* [TASK PROMPT]:
For each line in the data below that holds "reposts", return a copy.

......

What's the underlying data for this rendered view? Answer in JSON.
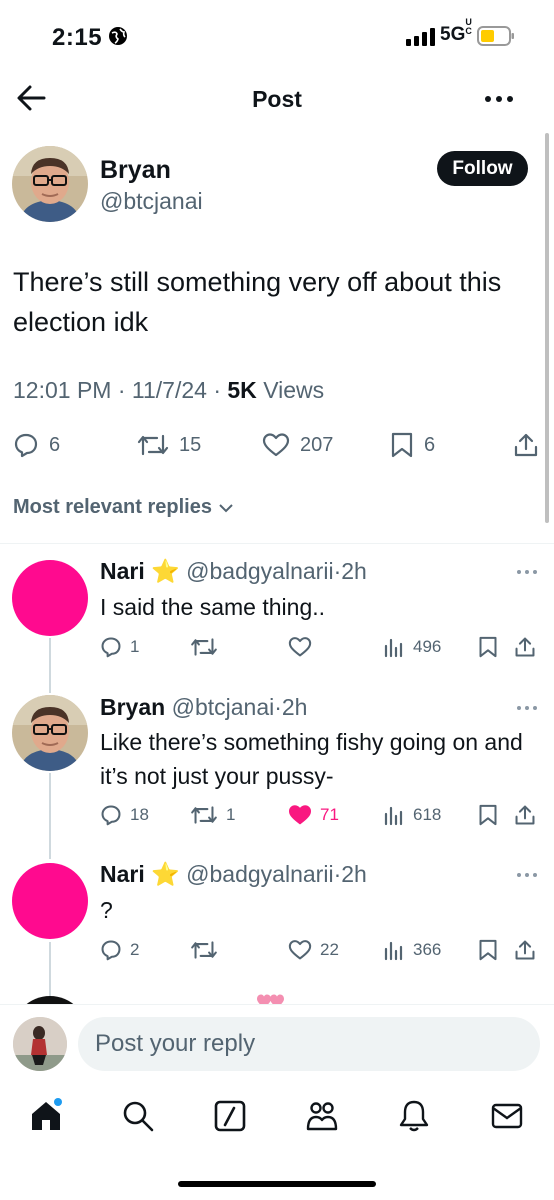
{
  "status_bar": {
    "time": "2:15",
    "network": "5G",
    "network_sub": "UC"
  },
  "header": {
    "title": "Post"
  },
  "post": {
    "author_name": "Bryan",
    "author_handle": "@btcjanai",
    "follow_label": "Follow",
    "text": "There’s still something very off about this election idk",
    "time": "12:01 PM",
    "date": "11/7/24",
    "views_count": "5K",
    "views_label": "Views",
    "replies": "6",
    "reposts": "15",
    "likes": "207",
    "bookmarks": "6"
  },
  "replies_sort": {
    "label": "Most relevant replies"
  },
  "replies": [
    {
      "name": "Nari",
      "emoji": "⭐",
      "handle": "@badgyalnarii",
      "time": "2h",
      "text": "I said the same thing..",
      "replies": "1",
      "reposts": "",
      "likes": "",
      "views": "496"
    },
    {
      "name": "Bryan",
      "emoji": "",
      "handle": "@btcjanai",
      "time": "2h",
      "text": "Like there’s something fishy going on and it’s not just your pussy-",
      "replies": "18",
      "reposts": "1",
      "likes": "71",
      "views": "618"
    },
    {
      "name": "Nari",
      "emoji": "⭐",
      "handle": "@badgyalnarii",
      "time": "2h",
      "text": "?",
      "replies": "2",
      "reposts": "",
      "likes": "22",
      "views": "366"
    }
  ],
  "composer": {
    "placeholder": "Post your reply"
  },
  "colors": {
    "accent": "#1d9bf0",
    "like_active": "#f91880",
    "pink_avatar": "#ff0a8f",
    "text_primary": "#0f1419",
    "text_secondary": "#536471"
  },
  "icons": [
    "back-arrow-icon",
    "more-icon",
    "reply-icon",
    "repost-icon",
    "like-icon",
    "bookmark-icon",
    "share-icon",
    "views-icon",
    "home-icon",
    "search-icon",
    "grok-icon",
    "communities-icon",
    "notifications-icon",
    "messages-icon"
  ]
}
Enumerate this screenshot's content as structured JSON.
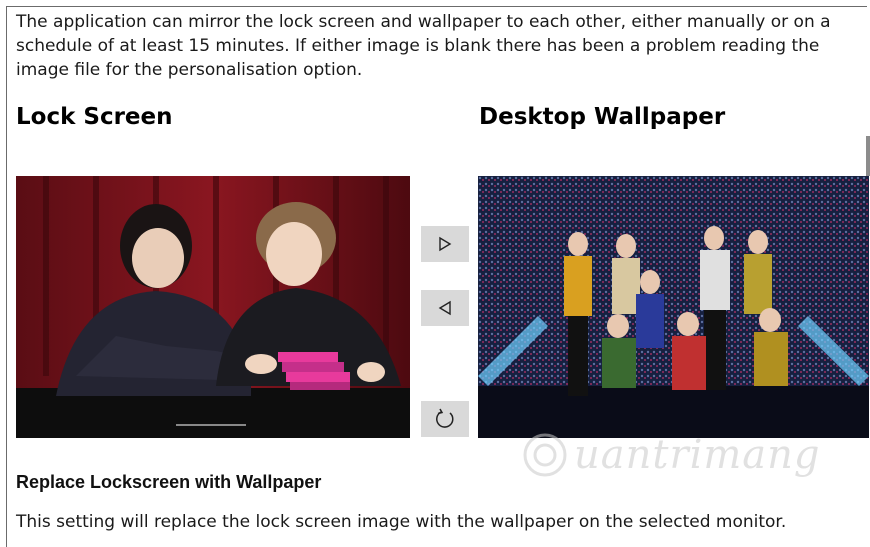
{
  "description": "The application can mirror the lock screen and wallpaper to each other, either manually or on a schedule of at least 15 minutes. If either image is blank there has been a problem reading the image file for the personalisation option.",
  "lock_screen": {
    "title": "Lock Screen"
  },
  "desktop_wallpaper": {
    "title": "Desktop Wallpaper"
  },
  "controls": {
    "copy_to_wallpaper_icon": "triangle-right-icon",
    "copy_to_lockscreen_icon": "triangle-left-icon",
    "refresh_icon": "refresh-icon"
  },
  "replace_section": {
    "title": "Replace Lockscreen with Wallpaper",
    "description": "This setting will replace the lock screen image with the wallpaper on the selected monitor."
  },
  "watermark": {
    "text": "uantrimang"
  },
  "colors": {
    "button_bg": "#d9d9d9",
    "text": "#111111"
  }
}
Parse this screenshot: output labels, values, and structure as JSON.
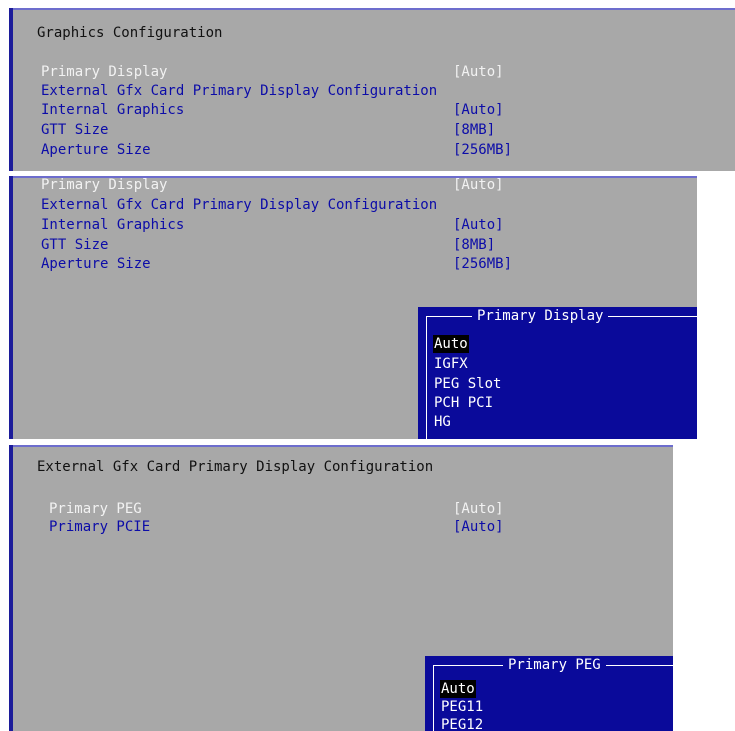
{
  "panel1": {
    "title": "Graphics Configuration",
    "items": [
      {
        "label": "Primary Display",
        "value": "[Auto]"
      },
      {
        "label": "External Gfx Card Primary Display Configuration",
        "submenu_marker": "▶"
      },
      {
        "label": "Internal Graphics",
        "value": "[Auto]"
      },
      {
        "label": "GTT Size",
        "value": "[8MB]"
      },
      {
        "label": "Aperture Size",
        "value": "[256MB]"
      }
    ]
  },
  "panel2": {
    "items": [
      {
        "label": "Primary Display",
        "value": "[Auto]"
      },
      {
        "label": "External Gfx Card Primary Display Configuration",
        "submenu_marker": "▶"
      },
      {
        "label": "Internal Graphics",
        "value": "[Auto]"
      },
      {
        "label": "GTT Size",
        "value": "[8MB]"
      },
      {
        "label": "Aperture Size",
        "value": "[256MB]"
      }
    ],
    "popup": {
      "title": "Primary Display",
      "options": [
        "Auto",
        "IGFX",
        "PEG Slot",
        "PCH PCI",
        "HG"
      ],
      "selected": "Auto"
    }
  },
  "panel3": {
    "title": "External Gfx Card Primary Display Configuration",
    "items": [
      {
        "label": "Primary PEG",
        "value": "[Auto]"
      },
      {
        "label": "Primary PCIE",
        "value": "[Auto]"
      }
    ],
    "popup": {
      "title": "Primary PEG",
      "options": [
        "Auto",
        "PEG11",
        "PEG12"
      ],
      "selected": "Auto"
    }
  },
  "colors": {
    "panel_bg": "#a8a8a8",
    "highlight_text": "#f2f2f2",
    "item_text": "#0c0ca8",
    "popup_bg": "#0a0a9a",
    "selected_bg": "#000000"
  }
}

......

* [WRITTEN SOLUTION]:
    "reposts": "15",
      "reposts": "",
      "reposts": "1",
      "reposts": "",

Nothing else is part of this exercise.